Abortion is obviously one of our most divisive political issues. Thus, when corporate leaders make decisions related to abortion laws, such as moving out of a pro-life state (see, e.g., CEO: Duolingo will move operations should Pennsylvania ban abortion), a specter of political bias is arguably raised. One normative question that then arises is whether such a decision is sufficiently conflict-prone to warrant enhanced scrutiny, as I have argued here. There is certainly a shareholder-wealth-maximization case to be made for moving out of a pro-life state -- specifically, the argument that high-value employees demand such action. But this determination should be supported by something more than trending Twitter comments or the personal biases of decision-makers. Corporate fiduciaries are required to consider all material information reasonably available, and where decision-making is sufficiently prone to conflicts of interest the accountability concerns of corporate governance should trump its protection of discretion.
As a perhaps related aside, one may compare the argument against state universities having official positions on whether the Constitution should be read as protecting abortion. As Prof. Leslie Johns noted in an e-mail she sent to the UCLA Chancellor following his related public statement asserting that Dobbs “is antithetical to the University of California's mission and values” (via The Volokh Conspiracy here):
As a faculty member in both the political science department and the Law School, I feel compelled to remind you that Americans (and even Californians) have diverse and complicated viewpoints on the issue of abortion. The legal issues involved in the recent US Supreme Court ruling cannot be simply reduced to a statement about restrictions on "women's reproductive rights."
Abortion is not a simple matter of access to health care. It is a complex moral and political question that involves balancing fundamental rights to life and physical autonomy. By denying this reality, you are asserting a political position. Yet your employment as a public employee explicitly prohibits you from using your office for political purposes. It is both inappropriate and illegal for you (and for me) to use our official capacity to make claims that specific abortion policies or constitutional interpretations are "antithetical to the University of California's mission and values."
Given UCLA's professed commitment to "diversity, equity, and inclusion," I respectfully ask you to carefully consider the implications of declaring that a conservative viewpoint is "antithetical to the University of California's mission and values."
Thursday, June 23, 2022
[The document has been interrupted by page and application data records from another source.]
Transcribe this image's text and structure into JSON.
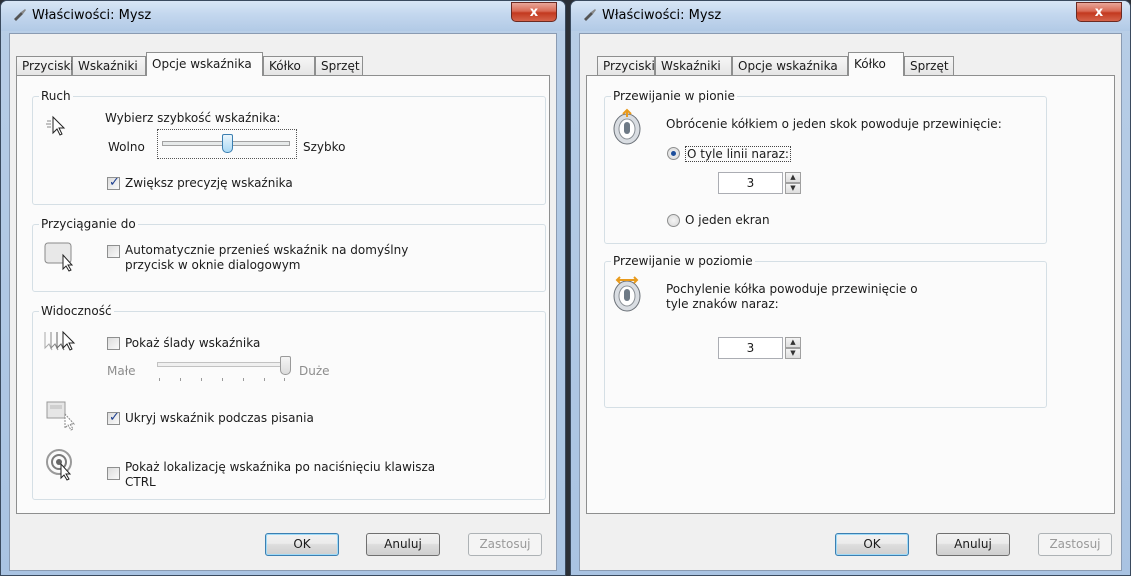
{
  "left_window": {
    "title": "Właściwości: Mysz",
    "close_label": "x",
    "tabs": [
      {
        "label": "Przyciski"
      },
      {
        "label": "Wskaźniki"
      },
      {
        "label": "Opcje wskaźnika"
      },
      {
        "label": "Kółko"
      },
      {
        "label": "Sprzęt"
      }
    ],
    "active_tab": "Opcje wskaźnika",
    "motion": {
      "group_label": "Ruch",
      "speed_label": "Wybierz szybkość wskaźnika:",
      "slow_label": "Wolno",
      "fast_label": "Szybko",
      "speed_level": 0.5,
      "precision_label": "Zwiększ precyzję wskaźnika",
      "precision_checked": true
    },
    "snap": {
      "group_label": "Przyciąganie do",
      "line1": "Automatycznie przenieś wskaźnik na domyślny",
      "line2": "przycisk w oknie dialogowym",
      "checked": false
    },
    "visibility": {
      "group_label": "Widoczność",
      "trails_label": "Pokaż ślady wskaźnika",
      "trails_checked": false,
      "small_label": "Małe",
      "large_label": "Duże",
      "trails_level": 1.0,
      "hide_label": "Ukryj wskaźnik podczas pisania",
      "hide_checked": true,
      "ctrl_line1": "Pokaż lokalizację wskaźnika po naciśnięciu klawisza",
      "ctrl_line2": "CTRL",
      "ctrl_checked": false
    },
    "buttons": {
      "ok": "OK",
      "cancel": "Anuluj",
      "apply": "Zastosuj"
    }
  },
  "right_window": {
    "title": "Właściwości: Mysz",
    "close_label": "x",
    "tabs": [
      {
        "label": "Przyciski"
      },
      {
        "label": "Wskaźniki"
      },
      {
        "label": "Opcje wskaźnika"
      },
      {
        "label": "Kółko"
      },
      {
        "label": "Sprzęt"
      }
    ],
    "active_tab": "Kółko",
    "vertical": {
      "group_label": "Przewijanie w pionie",
      "description": "Obrócenie kółkiem o jeden skok powoduje przewinięcie:",
      "lines_label": "O tyle linii naraz:",
      "lines_selected": true,
      "lines_value": "3",
      "screen_label": "O jeden ekran",
      "screen_selected": false
    },
    "horizontal": {
      "group_label": "Przewijanie w poziomie",
      "line1": "Pochylenie kółka powoduje przewinięcie o",
      "line2": "tyle znaków naraz:",
      "value": "3"
    },
    "buttons": {
      "ok": "OK",
      "cancel": "Anuluj",
      "apply": "Zastosuj"
    }
  },
  "colors": {
    "accent": "#3c7fb1",
    "close_button": "#c3391f",
    "radio_dot": "#1e4f9c"
  },
  "icons": [
    "mouse-pointer-icon",
    "pointer-speed-icon",
    "snap-to-icon",
    "pointer-trails-icon",
    "hide-pointer-icon",
    "pointer-location-icon",
    "wheel-vertical-icon",
    "wheel-horizontal-icon"
  ]
}
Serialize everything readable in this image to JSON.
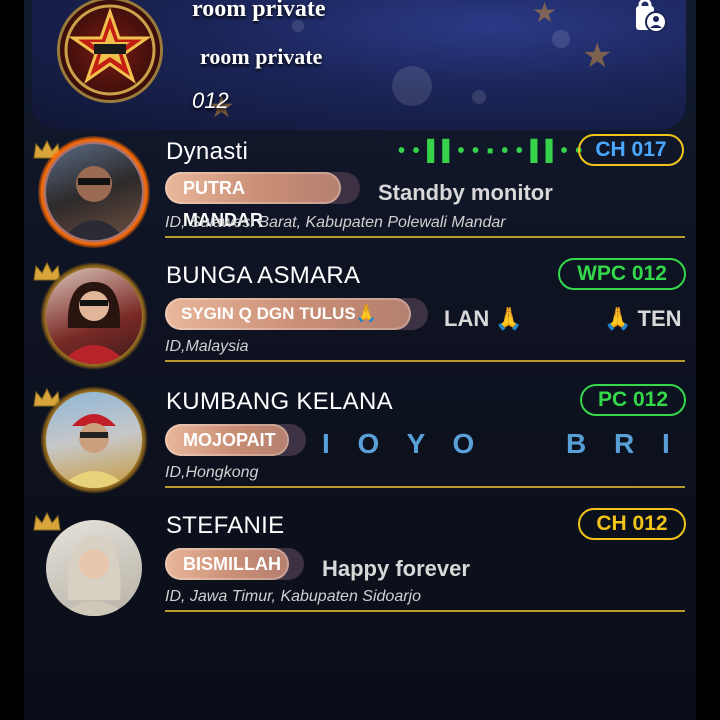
{
  "room": {
    "title": "room private",
    "subtitle": "room private",
    "number": "012",
    "lock_icon": "lock-person-icon"
  },
  "users": [
    {
      "name": "Dynasti",
      "tag": "PUTRA MANDAR",
      "status": "Standby monitor",
      "location": "ID, Sulawesi Barat, Kabupaten Polewali Mandar",
      "channel": "CH 017",
      "channel_color": "#4aa8ff",
      "audio_indicator": "• • ▌▌• • ▪ • • ▌▌• •",
      "frame": "fire-frame"
    },
    {
      "name": "BUNGA ASMARA",
      "tag": "SYGIN Q DGN TULUS🙏",
      "status": "LAN 🙏",
      "status_tail": "🙏 TEN",
      "location": "ID,Malaysia",
      "channel": "WPC 012",
      "channel_color": "#33d94a",
      "frame": "gold-frame"
    },
    {
      "name": "KUMBANG KELANA",
      "tag": "MOJOPAIT",
      "status": "I O Y O",
      "status_tail": "B R I",
      "location": "ID,Hongkong",
      "channel": "PC 012",
      "channel_color": "#33d94a",
      "frame": "gold-frame"
    },
    {
      "name": "STEFANIE",
      "tag": "BISMILLAH",
      "status": "Happy forever",
      "location": "ID, Jawa Timur, Kabupaten Sidoarjo",
      "channel": "CH 012",
      "channel_color": "#f0c419",
      "frame": "none"
    }
  ]
}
In February 2021, Samuel Gregg argued (here) that: “To expect the rest of the world simply to accept whatever stakeholder-corporatist insiders have decided to be the new global consensus on any given topic seems disconcertedly utopian. It also increases the possibility of more populist backlashes on an international level.”
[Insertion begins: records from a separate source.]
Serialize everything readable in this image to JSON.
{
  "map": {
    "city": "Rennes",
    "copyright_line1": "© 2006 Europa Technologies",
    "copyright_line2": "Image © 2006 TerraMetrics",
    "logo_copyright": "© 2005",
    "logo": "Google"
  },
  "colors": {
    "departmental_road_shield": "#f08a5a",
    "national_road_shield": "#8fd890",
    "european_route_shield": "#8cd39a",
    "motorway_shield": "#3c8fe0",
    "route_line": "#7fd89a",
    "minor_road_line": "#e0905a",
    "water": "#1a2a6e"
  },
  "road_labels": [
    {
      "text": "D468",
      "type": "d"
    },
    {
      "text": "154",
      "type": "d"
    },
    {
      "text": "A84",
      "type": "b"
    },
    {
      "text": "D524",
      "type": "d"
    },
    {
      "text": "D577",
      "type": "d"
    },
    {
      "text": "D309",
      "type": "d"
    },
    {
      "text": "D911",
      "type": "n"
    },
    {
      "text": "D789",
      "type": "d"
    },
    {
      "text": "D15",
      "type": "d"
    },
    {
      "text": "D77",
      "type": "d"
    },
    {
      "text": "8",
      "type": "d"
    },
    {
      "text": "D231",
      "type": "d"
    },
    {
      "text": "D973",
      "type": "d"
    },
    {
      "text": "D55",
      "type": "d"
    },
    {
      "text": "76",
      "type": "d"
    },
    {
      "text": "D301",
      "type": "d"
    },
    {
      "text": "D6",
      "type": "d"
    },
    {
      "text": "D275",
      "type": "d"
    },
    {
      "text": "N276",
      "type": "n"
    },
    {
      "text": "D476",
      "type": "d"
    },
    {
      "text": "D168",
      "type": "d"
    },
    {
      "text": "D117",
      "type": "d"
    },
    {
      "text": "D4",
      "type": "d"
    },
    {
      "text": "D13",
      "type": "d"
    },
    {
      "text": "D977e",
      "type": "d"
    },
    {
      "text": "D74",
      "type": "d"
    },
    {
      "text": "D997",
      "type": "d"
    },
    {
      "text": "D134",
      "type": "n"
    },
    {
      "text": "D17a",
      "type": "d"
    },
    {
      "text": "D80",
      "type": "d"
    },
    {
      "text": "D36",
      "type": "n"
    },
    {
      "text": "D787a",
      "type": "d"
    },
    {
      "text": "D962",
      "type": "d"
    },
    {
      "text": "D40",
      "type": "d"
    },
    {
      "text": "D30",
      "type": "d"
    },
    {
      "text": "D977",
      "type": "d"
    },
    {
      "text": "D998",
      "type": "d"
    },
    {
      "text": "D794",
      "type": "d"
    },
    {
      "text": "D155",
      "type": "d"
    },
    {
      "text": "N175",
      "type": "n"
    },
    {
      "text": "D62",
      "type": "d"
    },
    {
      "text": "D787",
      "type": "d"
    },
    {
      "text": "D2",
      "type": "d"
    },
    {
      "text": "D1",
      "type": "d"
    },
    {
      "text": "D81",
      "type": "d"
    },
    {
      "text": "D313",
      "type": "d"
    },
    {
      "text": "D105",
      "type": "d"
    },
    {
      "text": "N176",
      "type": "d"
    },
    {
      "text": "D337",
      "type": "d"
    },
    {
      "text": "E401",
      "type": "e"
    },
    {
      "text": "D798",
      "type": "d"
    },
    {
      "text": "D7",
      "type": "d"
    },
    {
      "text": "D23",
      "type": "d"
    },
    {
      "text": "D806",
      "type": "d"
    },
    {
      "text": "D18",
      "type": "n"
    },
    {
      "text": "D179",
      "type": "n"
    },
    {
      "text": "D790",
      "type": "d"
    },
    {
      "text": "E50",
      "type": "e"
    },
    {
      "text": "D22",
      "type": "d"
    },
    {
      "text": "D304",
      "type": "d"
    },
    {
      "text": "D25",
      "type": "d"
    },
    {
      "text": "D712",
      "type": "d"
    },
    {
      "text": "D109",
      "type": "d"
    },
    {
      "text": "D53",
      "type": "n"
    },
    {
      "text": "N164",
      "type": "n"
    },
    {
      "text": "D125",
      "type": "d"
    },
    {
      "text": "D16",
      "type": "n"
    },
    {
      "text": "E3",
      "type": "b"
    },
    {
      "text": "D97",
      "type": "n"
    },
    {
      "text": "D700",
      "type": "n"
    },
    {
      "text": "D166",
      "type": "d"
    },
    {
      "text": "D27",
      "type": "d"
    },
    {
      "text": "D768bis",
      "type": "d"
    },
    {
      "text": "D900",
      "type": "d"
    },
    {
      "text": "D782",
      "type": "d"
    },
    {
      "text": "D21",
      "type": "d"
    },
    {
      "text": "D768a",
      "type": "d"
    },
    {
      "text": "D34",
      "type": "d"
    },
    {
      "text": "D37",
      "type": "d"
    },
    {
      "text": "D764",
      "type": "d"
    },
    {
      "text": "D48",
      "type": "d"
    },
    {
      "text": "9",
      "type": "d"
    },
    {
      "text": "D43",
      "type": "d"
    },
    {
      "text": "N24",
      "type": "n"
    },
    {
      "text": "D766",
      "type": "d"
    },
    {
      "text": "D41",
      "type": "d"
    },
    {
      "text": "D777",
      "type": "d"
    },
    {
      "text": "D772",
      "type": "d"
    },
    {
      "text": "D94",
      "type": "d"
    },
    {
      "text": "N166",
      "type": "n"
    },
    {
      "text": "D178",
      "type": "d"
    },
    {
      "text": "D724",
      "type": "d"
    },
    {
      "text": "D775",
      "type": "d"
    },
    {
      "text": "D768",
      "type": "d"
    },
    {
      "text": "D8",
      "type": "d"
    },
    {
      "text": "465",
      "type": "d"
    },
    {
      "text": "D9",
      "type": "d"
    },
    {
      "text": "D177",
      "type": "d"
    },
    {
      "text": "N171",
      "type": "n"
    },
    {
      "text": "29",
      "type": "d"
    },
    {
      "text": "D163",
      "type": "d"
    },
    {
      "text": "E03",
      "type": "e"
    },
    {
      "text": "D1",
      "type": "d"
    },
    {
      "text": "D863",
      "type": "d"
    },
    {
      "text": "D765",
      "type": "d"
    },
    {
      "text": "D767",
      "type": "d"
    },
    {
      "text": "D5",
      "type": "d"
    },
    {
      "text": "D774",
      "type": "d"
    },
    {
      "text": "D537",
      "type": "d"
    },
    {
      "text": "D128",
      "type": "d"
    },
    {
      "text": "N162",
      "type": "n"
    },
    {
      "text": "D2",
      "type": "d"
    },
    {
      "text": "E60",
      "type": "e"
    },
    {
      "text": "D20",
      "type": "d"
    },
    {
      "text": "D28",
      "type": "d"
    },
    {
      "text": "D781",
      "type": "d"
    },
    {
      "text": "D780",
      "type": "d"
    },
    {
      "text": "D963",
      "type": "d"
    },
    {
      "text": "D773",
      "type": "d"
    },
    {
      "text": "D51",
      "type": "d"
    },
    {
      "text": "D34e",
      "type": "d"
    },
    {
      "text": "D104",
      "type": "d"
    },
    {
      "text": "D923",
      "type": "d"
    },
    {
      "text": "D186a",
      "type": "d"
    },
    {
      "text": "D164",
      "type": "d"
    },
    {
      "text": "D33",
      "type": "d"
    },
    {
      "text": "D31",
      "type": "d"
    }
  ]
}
Yesterday, George Will published an op-ed in the Washington Post that appears to capture some more of this sentiment. You should go read the whole thing (here), but here is a brief excerpt:
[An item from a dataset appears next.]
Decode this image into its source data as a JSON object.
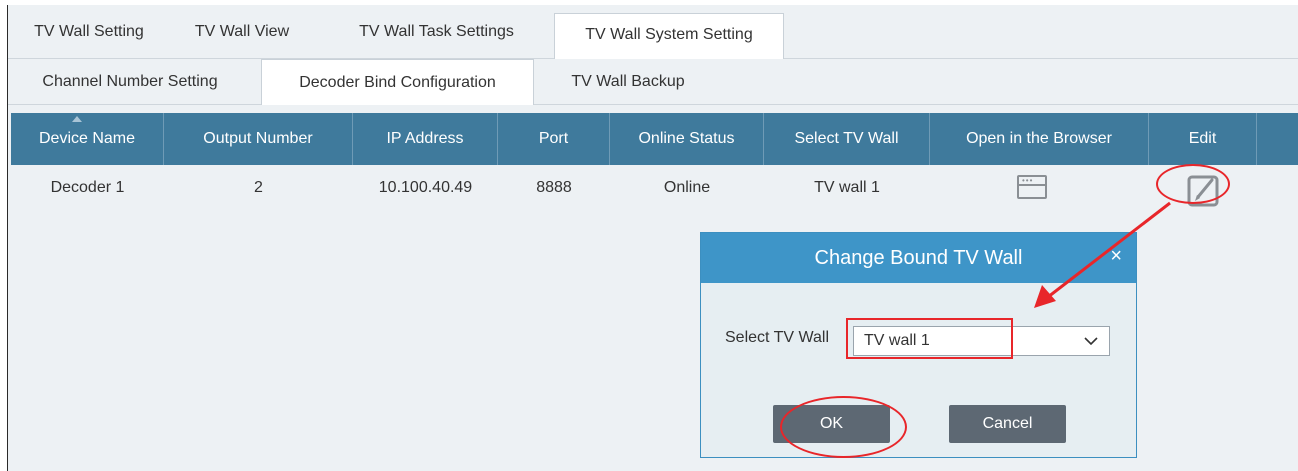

The New York Times recently interviewed two advocates of ESG investing. One said, in effect, that only such investing fulfills fiduciary obligations because the welfare of those whose money is being used depends on “a planet that is livable.” Meaning: Politically enlightened ESG advocates know what unenlightened investors would want if they were as intelligent and virtuous as the advocates. The other ESG enthusiast the Times interviewed said “social justice investing” is “the deep integration of four areas: racial, gender, economic and climate justice.” And the “single-issue CEO” — the kind focused on maximizing shareholders’ value — is “not the way of the future.” This is often the progressives’ argument-ending declaration: Non-progressives are on the wrong side of history, so they can be disregarded until history discards them. The Times’s interviewer observed that “defining justice seems messy these days.” These days? Actually, justice has been a contested concept since Plato wrote. For today’s ESG advocates, however, the millennia-long debate is suddenly over: Justice is 2022 American progressivism, period.